> EXERCISE DETAILS
What lines of the material hold the string "Настройки"? Pull each of them out.

> RECORDS SHOWN
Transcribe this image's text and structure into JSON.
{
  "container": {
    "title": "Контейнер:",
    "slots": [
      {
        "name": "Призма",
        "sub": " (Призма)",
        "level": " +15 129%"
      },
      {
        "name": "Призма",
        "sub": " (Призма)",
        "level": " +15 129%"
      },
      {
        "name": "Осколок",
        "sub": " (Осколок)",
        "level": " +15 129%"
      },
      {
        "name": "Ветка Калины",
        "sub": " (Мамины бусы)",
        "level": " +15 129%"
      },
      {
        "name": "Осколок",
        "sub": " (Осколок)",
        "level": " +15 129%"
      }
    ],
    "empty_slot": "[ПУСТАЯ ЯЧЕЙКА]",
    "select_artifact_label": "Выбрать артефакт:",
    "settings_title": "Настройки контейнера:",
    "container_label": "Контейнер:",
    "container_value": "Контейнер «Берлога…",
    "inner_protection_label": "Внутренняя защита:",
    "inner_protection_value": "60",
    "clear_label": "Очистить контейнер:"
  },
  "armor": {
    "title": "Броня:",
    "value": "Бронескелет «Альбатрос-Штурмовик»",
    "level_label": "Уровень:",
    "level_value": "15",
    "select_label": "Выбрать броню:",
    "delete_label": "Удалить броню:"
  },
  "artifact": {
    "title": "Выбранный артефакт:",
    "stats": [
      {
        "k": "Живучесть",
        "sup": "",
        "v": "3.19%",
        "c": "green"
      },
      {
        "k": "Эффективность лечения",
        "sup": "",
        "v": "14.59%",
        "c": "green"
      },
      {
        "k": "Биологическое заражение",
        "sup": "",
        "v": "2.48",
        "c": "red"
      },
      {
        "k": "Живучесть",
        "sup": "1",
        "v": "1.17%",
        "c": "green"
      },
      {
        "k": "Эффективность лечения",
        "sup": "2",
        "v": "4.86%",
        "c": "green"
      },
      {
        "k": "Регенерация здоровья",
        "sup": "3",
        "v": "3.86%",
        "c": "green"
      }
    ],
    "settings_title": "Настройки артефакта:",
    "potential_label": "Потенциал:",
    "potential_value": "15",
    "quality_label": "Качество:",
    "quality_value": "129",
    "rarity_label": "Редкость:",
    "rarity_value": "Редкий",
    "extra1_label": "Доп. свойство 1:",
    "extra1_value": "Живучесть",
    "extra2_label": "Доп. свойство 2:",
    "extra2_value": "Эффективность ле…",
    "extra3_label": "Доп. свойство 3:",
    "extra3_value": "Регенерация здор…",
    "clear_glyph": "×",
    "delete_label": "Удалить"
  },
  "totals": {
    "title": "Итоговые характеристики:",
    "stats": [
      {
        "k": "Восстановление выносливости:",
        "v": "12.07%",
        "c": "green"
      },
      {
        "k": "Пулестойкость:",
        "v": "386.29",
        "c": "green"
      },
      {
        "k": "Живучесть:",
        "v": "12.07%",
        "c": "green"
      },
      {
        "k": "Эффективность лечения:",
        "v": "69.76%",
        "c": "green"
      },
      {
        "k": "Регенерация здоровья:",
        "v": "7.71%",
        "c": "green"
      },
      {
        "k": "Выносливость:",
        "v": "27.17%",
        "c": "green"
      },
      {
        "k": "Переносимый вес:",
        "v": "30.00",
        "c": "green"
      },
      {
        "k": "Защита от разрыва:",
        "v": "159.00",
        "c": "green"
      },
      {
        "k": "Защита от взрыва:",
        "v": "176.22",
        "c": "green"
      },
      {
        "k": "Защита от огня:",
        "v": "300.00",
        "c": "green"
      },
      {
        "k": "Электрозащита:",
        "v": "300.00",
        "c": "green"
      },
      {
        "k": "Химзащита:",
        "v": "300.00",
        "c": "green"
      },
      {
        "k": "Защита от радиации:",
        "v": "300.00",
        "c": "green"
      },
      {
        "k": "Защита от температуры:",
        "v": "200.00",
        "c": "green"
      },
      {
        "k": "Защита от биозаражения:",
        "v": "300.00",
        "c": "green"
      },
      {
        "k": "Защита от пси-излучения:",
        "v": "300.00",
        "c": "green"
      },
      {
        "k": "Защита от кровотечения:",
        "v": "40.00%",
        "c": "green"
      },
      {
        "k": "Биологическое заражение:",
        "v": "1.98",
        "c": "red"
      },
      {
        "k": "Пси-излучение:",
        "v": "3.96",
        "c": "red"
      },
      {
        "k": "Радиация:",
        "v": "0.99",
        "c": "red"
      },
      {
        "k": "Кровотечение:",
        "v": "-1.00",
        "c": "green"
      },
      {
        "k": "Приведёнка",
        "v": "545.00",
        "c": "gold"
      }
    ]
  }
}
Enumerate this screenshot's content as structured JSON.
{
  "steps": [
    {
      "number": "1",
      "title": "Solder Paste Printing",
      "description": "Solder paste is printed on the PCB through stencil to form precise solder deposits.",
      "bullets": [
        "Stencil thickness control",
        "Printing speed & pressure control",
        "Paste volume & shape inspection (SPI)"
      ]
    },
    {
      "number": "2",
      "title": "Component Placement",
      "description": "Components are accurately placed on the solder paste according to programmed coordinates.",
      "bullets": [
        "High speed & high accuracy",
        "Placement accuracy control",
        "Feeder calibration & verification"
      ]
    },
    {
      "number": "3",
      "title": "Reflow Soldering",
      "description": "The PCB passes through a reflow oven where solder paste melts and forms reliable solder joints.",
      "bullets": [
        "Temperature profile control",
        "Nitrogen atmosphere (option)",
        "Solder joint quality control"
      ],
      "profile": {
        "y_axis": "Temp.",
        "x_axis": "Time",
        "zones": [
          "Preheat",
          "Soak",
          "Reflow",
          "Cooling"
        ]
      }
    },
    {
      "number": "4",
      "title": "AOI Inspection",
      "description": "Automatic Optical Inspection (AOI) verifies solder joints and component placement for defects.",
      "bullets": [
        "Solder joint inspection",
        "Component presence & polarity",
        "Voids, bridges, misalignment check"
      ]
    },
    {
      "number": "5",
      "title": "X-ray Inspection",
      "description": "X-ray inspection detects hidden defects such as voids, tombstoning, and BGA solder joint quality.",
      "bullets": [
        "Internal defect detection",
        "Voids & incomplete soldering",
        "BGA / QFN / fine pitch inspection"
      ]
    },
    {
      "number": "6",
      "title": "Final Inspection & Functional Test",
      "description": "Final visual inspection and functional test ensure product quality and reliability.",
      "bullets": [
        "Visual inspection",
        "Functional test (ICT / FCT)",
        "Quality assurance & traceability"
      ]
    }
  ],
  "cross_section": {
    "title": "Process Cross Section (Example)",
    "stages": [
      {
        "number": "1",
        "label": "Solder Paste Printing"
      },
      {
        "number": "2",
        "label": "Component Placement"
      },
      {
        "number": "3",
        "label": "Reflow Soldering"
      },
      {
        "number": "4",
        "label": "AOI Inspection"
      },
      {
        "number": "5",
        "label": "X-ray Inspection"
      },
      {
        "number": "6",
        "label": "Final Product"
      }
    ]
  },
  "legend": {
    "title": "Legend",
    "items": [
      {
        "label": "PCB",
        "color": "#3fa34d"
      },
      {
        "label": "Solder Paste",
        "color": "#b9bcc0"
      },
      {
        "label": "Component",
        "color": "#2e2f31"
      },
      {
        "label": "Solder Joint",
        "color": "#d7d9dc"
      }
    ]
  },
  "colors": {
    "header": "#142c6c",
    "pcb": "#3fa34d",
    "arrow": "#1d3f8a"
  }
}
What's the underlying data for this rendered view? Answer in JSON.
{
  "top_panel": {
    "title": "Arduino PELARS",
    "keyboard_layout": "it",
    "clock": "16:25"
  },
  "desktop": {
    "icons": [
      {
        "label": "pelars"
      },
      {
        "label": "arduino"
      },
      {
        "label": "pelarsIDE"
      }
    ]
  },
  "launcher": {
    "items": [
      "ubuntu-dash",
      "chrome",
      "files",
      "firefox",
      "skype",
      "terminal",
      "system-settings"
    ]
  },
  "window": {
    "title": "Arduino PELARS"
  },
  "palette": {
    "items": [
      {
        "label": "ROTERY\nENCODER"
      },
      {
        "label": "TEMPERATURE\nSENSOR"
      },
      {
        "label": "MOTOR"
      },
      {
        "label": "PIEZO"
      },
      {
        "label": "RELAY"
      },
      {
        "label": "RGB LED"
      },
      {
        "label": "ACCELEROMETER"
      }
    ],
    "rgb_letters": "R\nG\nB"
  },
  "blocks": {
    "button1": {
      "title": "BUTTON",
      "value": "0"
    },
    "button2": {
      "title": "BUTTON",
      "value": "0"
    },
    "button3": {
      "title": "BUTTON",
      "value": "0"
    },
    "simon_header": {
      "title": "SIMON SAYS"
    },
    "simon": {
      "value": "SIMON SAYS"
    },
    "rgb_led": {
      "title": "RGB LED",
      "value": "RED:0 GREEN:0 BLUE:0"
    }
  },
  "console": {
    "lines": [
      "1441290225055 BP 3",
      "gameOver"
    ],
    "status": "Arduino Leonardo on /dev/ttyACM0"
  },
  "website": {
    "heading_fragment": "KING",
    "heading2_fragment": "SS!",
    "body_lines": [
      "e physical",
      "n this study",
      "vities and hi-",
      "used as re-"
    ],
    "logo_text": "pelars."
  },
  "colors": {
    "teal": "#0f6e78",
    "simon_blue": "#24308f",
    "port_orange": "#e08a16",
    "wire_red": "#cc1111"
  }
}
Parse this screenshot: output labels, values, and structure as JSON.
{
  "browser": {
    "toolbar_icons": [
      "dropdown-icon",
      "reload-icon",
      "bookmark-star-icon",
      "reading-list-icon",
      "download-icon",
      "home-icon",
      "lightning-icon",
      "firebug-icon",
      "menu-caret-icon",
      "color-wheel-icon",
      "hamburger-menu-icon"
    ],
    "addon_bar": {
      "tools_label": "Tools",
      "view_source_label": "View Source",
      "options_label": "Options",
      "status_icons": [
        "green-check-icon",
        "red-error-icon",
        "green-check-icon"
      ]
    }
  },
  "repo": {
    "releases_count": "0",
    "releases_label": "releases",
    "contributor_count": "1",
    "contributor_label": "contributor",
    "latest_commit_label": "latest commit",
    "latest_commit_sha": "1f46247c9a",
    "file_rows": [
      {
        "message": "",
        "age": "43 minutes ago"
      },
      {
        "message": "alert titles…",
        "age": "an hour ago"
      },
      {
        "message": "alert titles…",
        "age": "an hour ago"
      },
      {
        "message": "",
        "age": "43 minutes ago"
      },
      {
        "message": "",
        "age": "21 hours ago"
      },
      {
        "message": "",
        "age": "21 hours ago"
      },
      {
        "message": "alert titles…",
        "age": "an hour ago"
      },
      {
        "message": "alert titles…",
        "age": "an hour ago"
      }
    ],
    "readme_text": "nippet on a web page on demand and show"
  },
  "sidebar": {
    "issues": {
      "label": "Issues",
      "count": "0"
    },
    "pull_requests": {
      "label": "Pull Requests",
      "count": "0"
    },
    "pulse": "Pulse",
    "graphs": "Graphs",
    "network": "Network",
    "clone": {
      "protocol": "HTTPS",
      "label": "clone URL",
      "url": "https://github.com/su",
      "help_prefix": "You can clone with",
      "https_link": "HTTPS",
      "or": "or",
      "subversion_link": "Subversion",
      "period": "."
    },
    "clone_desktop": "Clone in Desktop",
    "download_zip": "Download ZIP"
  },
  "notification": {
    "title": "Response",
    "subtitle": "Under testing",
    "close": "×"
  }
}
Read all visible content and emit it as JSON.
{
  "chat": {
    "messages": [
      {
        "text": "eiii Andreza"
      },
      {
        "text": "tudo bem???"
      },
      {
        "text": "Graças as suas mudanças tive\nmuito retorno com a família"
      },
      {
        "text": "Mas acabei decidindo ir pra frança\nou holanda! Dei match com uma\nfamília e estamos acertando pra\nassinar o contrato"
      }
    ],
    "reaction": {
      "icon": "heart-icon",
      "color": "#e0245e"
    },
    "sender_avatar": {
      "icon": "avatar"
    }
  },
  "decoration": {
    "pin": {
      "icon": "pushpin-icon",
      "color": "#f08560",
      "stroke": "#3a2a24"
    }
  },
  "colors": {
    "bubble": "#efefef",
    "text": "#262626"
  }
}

> RESULT OF THIS EXERCISE
    "settings_title": "Настройки контейнера:",
    "settings_title": "Настройки артефакта:",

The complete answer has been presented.